Chicago Architecture Biennial 2015: architecture studio Ultramoderne has completed its competition-winning Chicago pavilion, which was built using the largest lengths of timber that can be shipped across North America (+ slideshow).
Named Chicago Horizon, the pavilion was the winning design in the Chicago Lakefront Kiosk Competition, organised as part of the inaugural Chicago Architecture Biennial that opened to the public at the weekend.
Ultramoderne architects Aaron Forrest and Yasmin Vobis collaborated with structural engineer Brett Schneider, a senior associate at Guy Nordenson and Associates, on the project. Their aim was to create a wall-less pavilion with as large a roof as possible.
The entire structure was built using cross-laminated timber (CLT) – a strong engineered wood formed by glueing together layers of lumber at right angles to each other. Its square 56-foot-wide (17 metres) roof is supported by just 12 columns.
"Very early on the three of us got together and thought, how can you basically create the biggest wooden roof possible?" explained Forrest at a launch event for the building, adding that they wanted to push the material "to its limits".
"It seemed crazy at the time and it seems even crazier now, but with cross-laminated timber we could create a 56 foot by 56 foot square roof," he said. "And 56 foot is significant, because it's basically the largest single length of timber that you can ship in North America on a truck."
This large flat roof takes its cues from several buildings by German Modernist architect Ludwig Mies van der Rohe, including the S R Crown Hall located at the nearby Illinois Institute of Technology – but achieves the same aesthetic without the use of steel or concrete.
"There are seven bands of wood in one direction and then seven bands above mechanically fastened together to make a single flat plate – a monolithic flat plate of wood supported by columns," added Schneider.
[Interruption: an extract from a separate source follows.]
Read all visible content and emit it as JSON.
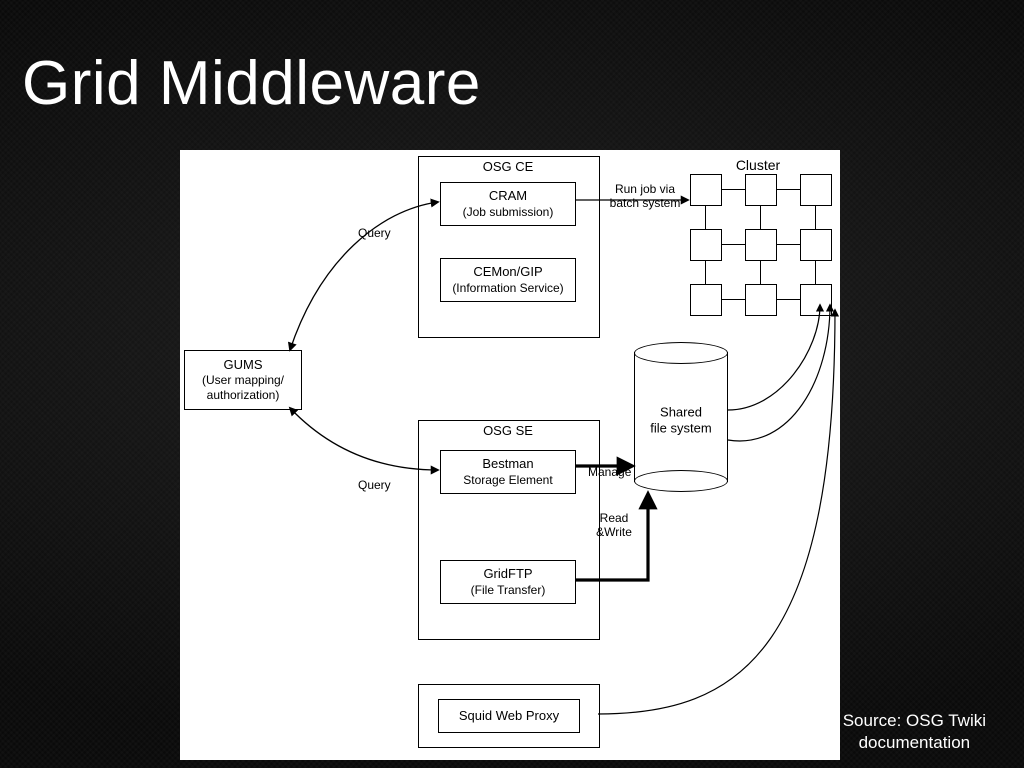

"This is, we know for sure at least, the first time anything like this has been done in North America and likely it is the only type of structure like this in the world," he said. "We may see flat plate in concrete everywhere, but to do it in wood is truly something different."
The pavilion is located in Millennium Park, on Chicago's waterfront. As well as its column and roof structure, it has two main architectural features – both positioned underneath openings in the roof.
The first is a wide staircase that functions as both an informal seating area and a viewing platform. From the top, visitors are offered a view across the expansive roof, towards both Lake Michigan and Chicago's skyline of skyscrapers – which includes the John Hancock Center and the Willis Tower.
The second feature is a small countertop and shelving system, which could function as a cafe, but is intended to house a small lending library filled with books about architecture.
"There was always a desire to keep the project incredibly simple and then to infuse it with subtle differences," said Vobis. "There was this idea of horizontality as you look out onto the flatness of Lake Michigan, and then as you go up the stairs you also get a view of the skyline."
The brief for the project was to design a structure that could be built for $75,000 (£48,000), to a maximum of 200 square feet (19 square metres) – even though the completed pavilion is larger than this.
There is no limit to its time on the site, so although it is not expected to last forever, it will remain in place indefinitely.
"We thought about how creating something really large is important in the city of Chicago and would become part of the legacy of the Biennial," said Forrest. "It can be something that has a spirit of generosity and publicness that invites the people in Chicago to just come out and enjoy it."
Architects: Ultramoderne – Aaron Forrest, Yasmin Vobis
Design collaborator: Brett Schneider
Project team: Will Gant, Hua Gao, Ronak Hingarh, Tida Osotsapa, Emily Yen
Material supplier and fabricator: Nordic Structures
Design engineer: Brett Schneider, Guy Nordenson and Associates
Engineer of record: Thornton Tomasetti
Architect of record: Animate Architecture